**PROBLEM REQUIREMENTS**. Where a line of the data below has the string "value", copy that line.

*** RECORDS PROVIDED ***

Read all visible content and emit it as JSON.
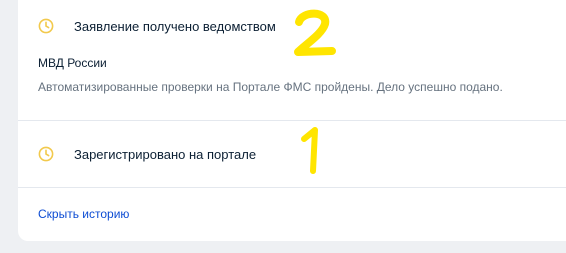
{
  "history": {
    "events": [
      {
        "status": "Заявление получено ведомством",
        "agency": "МВД России",
        "description": "Автоматизированные проверки на Портале ФМС пройдены. Дело успешно подано.",
        "icon": "clock-icon",
        "icon_color": "#f2c94c"
      },
      {
        "status": "Зарегистрировано на портале",
        "icon": "clock-icon",
        "icon_color": "#f2c94c"
      }
    ],
    "hide_link_label": "Скрыть историю",
    "link_color": "#0d4cd3"
  },
  "annotations": {
    "labels": [
      "2",
      "1"
    ],
    "color": "#ffe500"
  }
}
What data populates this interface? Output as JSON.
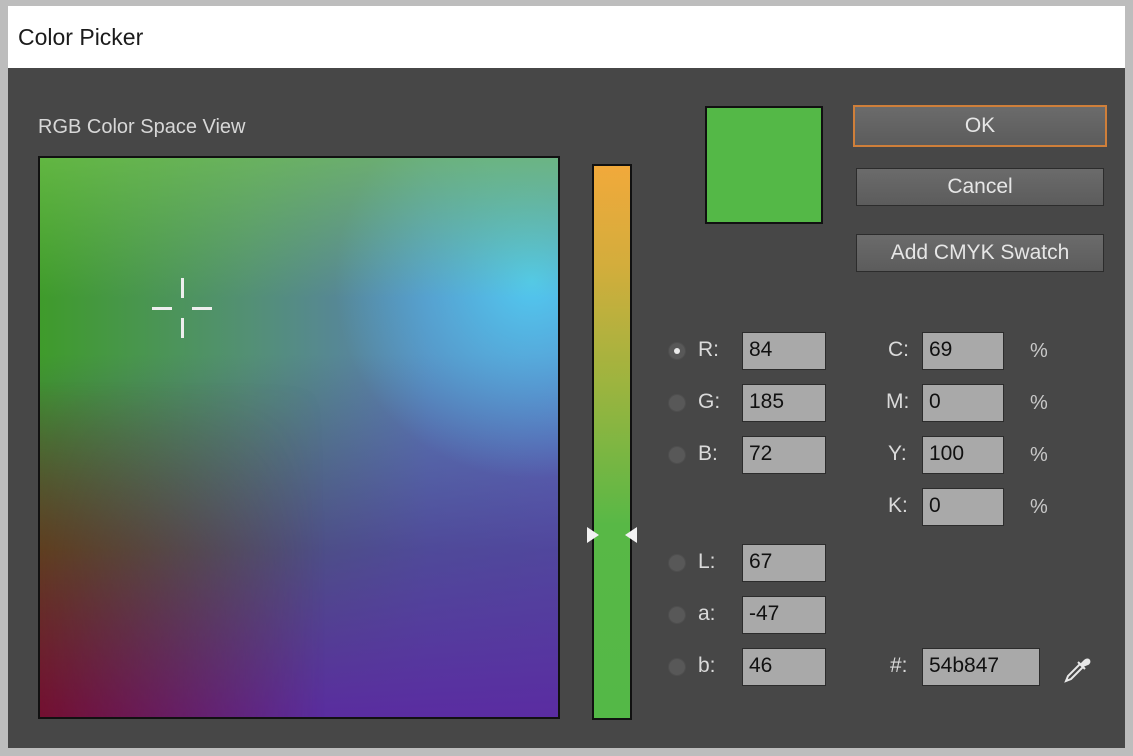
{
  "window": {
    "title": "Color Picker"
  },
  "panel": {
    "section_label": "RGB Color Space View"
  },
  "buttons": {
    "ok": "OK",
    "cancel": "Cancel",
    "add_cmyk_swatch": "Add CMYK Swatch"
  },
  "selected_color": {
    "hex_color": "#54b847"
  },
  "rgb": [
    {
      "label": "R:",
      "value": "84",
      "selected": true
    },
    {
      "label": "G:",
      "value": "185",
      "selected": false
    },
    {
      "label": "B:",
      "value": "72",
      "selected": false
    }
  ],
  "lab": [
    {
      "label": "L:",
      "value": "67",
      "selected": false
    },
    {
      "label": "a:",
      "value": "-47",
      "selected": false
    },
    {
      "label": "b:",
      "value": "46",
      "selected": false
    }
  ],
  "cmyk": [
    {
      "label": "C:",
      "value": "69",
      "unit": "%"
    },
    {
      "label": "M:",
      "value": "0",
      "unit": "%"
    },
    {
      "label": "Y:",
      "value": "100",
      "unit": "%"
    },
    {
      "label": "K:",
      "value": "0",
      "unit": "%"
    }
  ],
  "hex": {
    "label": "#:",
    "value": "54b847"
  },
  "icons": {
    "eyedropper": "eyedropper-icon",
    "crosshair": "crosshair-icon"
  },
  "colors": {
    "accent_ok_border": "#cf7f3a",
    "panel_bg": "#474747"
  }
}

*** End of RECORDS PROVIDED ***

**ANSWER TO THIS EXERCISE**.
      "value": "84",
      "value": "185",
      "value": "72",
      "value": "67",
      "value": "-47",
      "value": "46",
      "value": "69",
      "value": "0",
      "value": "100",
      "value": "0",
    "value": "54b847"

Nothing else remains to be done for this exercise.